After some initial years working in London, under the mentorship of the renowned Frank Newby, he moved to Dublin in the late 1980s. Shortly afterwards he set up a specialist conservation engineering practice. This was a period when Ireland’s heritage building stock was under distinct threat from the bulldozer, and he proved a pioneer in the conservation of heritage buildings in danger of collapse in both Dublin and Cork.
Working with organisations such as the Dublin Civic Trust, An Taisce, the Georgian Society, Temple Bar Properties and Cork City Council, he helped to preserve the earliest urban buildings and heritage landscapes in both cities. He has spent the last 30 years conserving Ireland’s built heritage, of every variety, scale and importance, from castles and cathedrals through to vernacular cottages and agricultural outbuildings.
He has been the conservation engineer on the team of many award-winning projects, in collaboration with a range of architectural and engineering companies, including awards from the Irish Architectural Association, Irish Construction Federation, the Royal Institute of British Architects, the Federation of Town Planners and the Irish Planning Institute.
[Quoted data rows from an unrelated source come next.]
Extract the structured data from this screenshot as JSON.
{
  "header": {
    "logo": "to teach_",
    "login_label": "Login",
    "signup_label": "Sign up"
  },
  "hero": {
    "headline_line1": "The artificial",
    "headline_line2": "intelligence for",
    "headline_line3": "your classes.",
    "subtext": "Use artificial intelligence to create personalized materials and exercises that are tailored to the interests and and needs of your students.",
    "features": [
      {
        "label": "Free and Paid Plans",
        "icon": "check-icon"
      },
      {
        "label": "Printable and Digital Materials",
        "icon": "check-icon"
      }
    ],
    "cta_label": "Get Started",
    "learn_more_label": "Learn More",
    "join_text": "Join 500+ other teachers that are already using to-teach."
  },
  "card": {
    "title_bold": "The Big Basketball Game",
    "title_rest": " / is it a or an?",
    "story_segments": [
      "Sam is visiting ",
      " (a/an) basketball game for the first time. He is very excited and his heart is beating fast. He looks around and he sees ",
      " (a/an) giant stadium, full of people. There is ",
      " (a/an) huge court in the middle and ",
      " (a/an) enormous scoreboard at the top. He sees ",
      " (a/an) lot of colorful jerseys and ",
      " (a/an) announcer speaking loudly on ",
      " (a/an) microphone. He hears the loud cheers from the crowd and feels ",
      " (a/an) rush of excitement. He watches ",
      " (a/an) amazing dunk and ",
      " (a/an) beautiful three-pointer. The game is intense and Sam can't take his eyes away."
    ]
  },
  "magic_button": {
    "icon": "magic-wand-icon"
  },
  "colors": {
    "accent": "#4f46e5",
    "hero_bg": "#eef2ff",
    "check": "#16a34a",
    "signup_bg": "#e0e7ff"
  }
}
While several of these awards were for conservation and regeneration work, he was also awarded in respect of his engineering design work on a new build at the Connemara West Furniture Centre with O’ Donnell + Tuomey Architects.
Indeed, in recognition of his engineering output, the Institute of Engineers in Ireland made Chris a Fellow of its body in 2007, an honorary position which recognises those in leadership positions within the field of engineering in Ireland.
Recently he has led the Southgate associates team into areas of heritage policy, heritage led regeneration and master planning. Recent projects involve the co-authorship of a conservation management plan for Dublin Port and heritage based master plans for Ireland's towns and cities. This can be seen as a philosophy which does not preserve individual buildings as a fossilised and dead history for the sake of it, but promotes heritage landscape connected to communities, allowing a sense of belonging to a place with a connection to the past and a vision to the future.